The ABCs of Credit Card Tokenization

As cyberspace keeps expanding, with billions of users worldwide, online payments are becoming more versatile. This doesn’t necessarily mean only positive occurrences. 

Payment fraud, mainly due to data theft, unauthorized access, and security breaches, is the main threat to pleasant digital transactions.

Financial institutions and tech professionals work together on innovative solutions for leveling up those security elements. 

This article explains one of the most practical and contemporary ways of keeping cardholders’ information safe – credit card tokenization. 

What Is Credit Card Tokenization in Digital Transactions?

Credit card tokenization refers to a procedure in which a consumer’s payment information, such as a credit card number, becomes an arbitrary and unique combination of characters. This set of symbols is called a token

But why should we complicate the straightforward process of sending a cardholder’s data directly to the acquiring bank? 

First, a token is hard to break into, meaning that the buyer’s payment information is more secure when tokenized. There’s no numerical or logical relation to the payment data or personally identifiable information (PII) the token conveys. 

Second, tokens make the payment process easier for consumers. Once the token is created, they don’t have to re-enter their credit card number for each new purchase but use the token instead. 

Who Creates Tokens? 

The payment service provider (PSP) in charge of payment processing creates a token once the credit card payment has been initiated from the cardholder’s account. Called a token service provider (TSP) for this occasion, this entity generates, validates, and stores the token. Tokens are kept in a token vault, in which they’re linked to a consumer’s primary account number (PAN). 

Benefits of Payment Tokens

We’ve already mentioned payment data security and consumer convenience. Let’s now dig a bit deeper into the further benefits of payment tokenization:

  • Merchants don’t have to handle sensitive transaction data, such as their buyers’ PANs anymore. When their customers’ data are vaulted inside a token, they don’t store that information directly on their websites anymore, adding to easier business operations.
  • Tokens are handy for mobile payments and in-app purchases.
  • Consumers create a token for future purchases from their respective devices and accounts without needing to provide payment details for every new purchase. The number of token is not limited; one PAN and bank card, various payment gateways and devices for making transactions.
  • Even if a token is tampered with, the consumer doesn’t have to make a new credit card. 
  • The level of PCI Compliance is lower, i.e., less stringent for merchants. 

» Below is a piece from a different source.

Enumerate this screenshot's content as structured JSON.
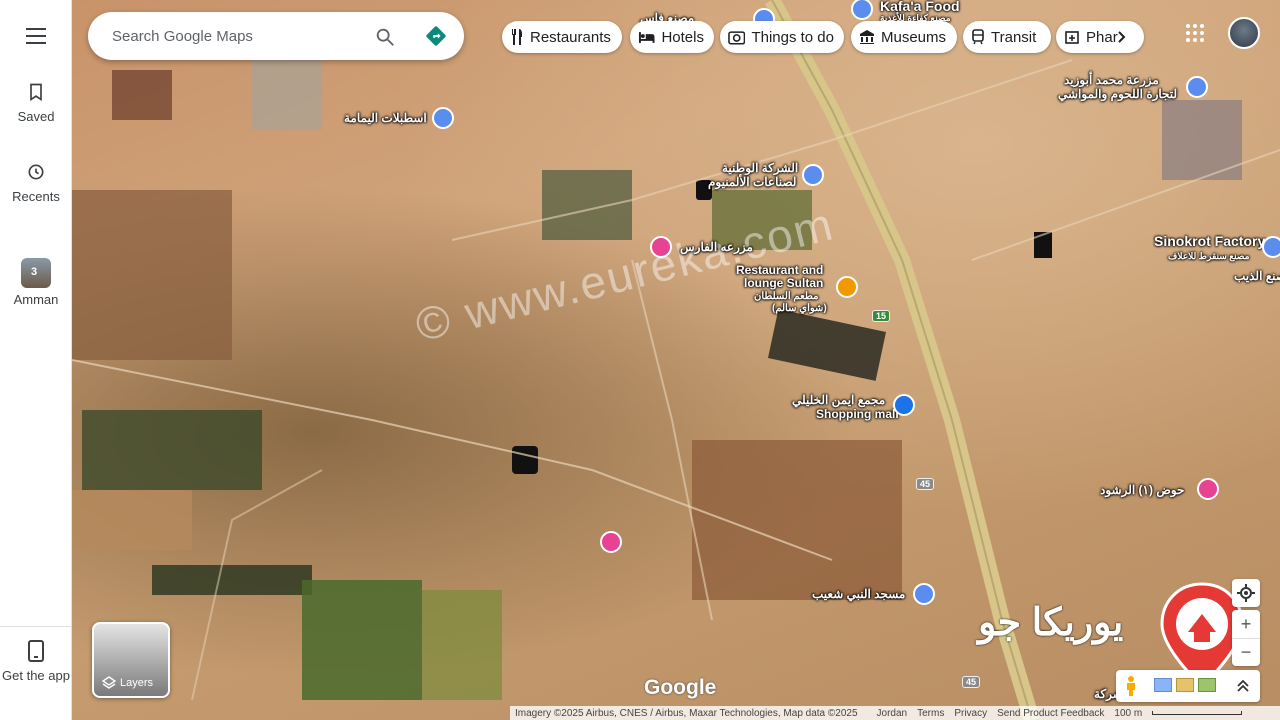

The increased level of payment security and user-friendliness lets merchants invest time and assets in advanced business services while revenue and conversion rates keep growing. 

Payment Tokens in Practice

Merchants operating in the digital realm rely on tokens for saving consumers’ payment credentials for repeat or recurring payments. 

Since many customers are switching to digital wallets and wearables as their payment devices, they don’t use credit cards directly anymore. 

For instance, Armando wants to simplify his shopping experience and start using Google Pay for purchases. As he enters the required credit card information into this digital wallet, a token is created on their smartphone. After that, Armando can simply carry out contactless payments in brick-and-mortar stores only via the phone. 

But Armando doesn’t want to even think about his smartphone when he goes jogging in the morning. As he wears only his smartwatch to track his progress in real time, Armando generates another Google Pay token, this time for his watch. When his jogging session is over, he waves his smartwatch over the POS terminal and gets his protein bar. Software POS is also one of the payment features expected to keep trending in 2024.

As he comes back from work in the evening, Armando wishes to watch an episode of Ozark (TV-show). He makes another payment token on his tablet, so that he doesn’t have to include his payment data every time the streaming-service subscription is to be renewed. 

TTP Intel: We can expect that device-specific tokens will be further combined with multi-factor authentication (especially biometric parameters) for additionally advanced and secured digital payments. Think sitting in your electric car and generating a token to pay for a new version of multimedia software or order a spare part for your futuristic four-wheeler. 

Encryption vs. Tokenization

Encryption and tokenization are two invaluable security measures that are applied together for processing digital payments. Let’s now explain the main difference between these two. 

Encryption is a type of ciphering, in which a certain data set is converted into a coded combination of characters. When a consumer starts a transaction, modern payment systems encrypt the emitted information. As the acquiring bank receives this intel, the message is deciphered to get the payment data. 

Tokenization, on the other hand, is the action of replacing the payment data with an impenetrable software unit called a token. 

Intercepting a merely encrypted payment message could lead to compromising data, i.e., the risk is higher. 

But when payment information is first encapsulated within a token, and then encrypted, the hazard of data theft and fraud is much lower. 

How Are Tokenization and Compliance Related?

First and foremost, using tokenization for payments is not one of the standards required by the PCI DSS regulations. The Payment Card Industry Data Security Standards (PCI DSS) are the set of principles that ensure an organization using consumer card data follows a stringent number of regulations. A merchant that doesn’t comply with the PCI DSS regulations can face legal penalties, fines, and, eventually, losing the right to accept bank card payments. 

It has been pointed out above that tokenization boosts merchant’s security level by decreasing the actual sensitive data they accept, keep, and forward. Hence, tokens additionally reduce the number of PCI DSS principles that merchants need to follow. 

Working with PSPs that provide tokenization allows merchants to go through PCI audits with flying colors while keeping the related expenses low. 

Conclusion

Thanks to tokens (and encryption), our eCommerce and online payment experiences are already smoother and safer. The further tech growth and its practical implementation will make it even more comfortable for consumers worldwide to enjoy web-based purchases. Reach out to us if you need any assistance with payment risk mitigation or any other kind of online payment services. We’re here to help you give your customers the best possible digital buying experience.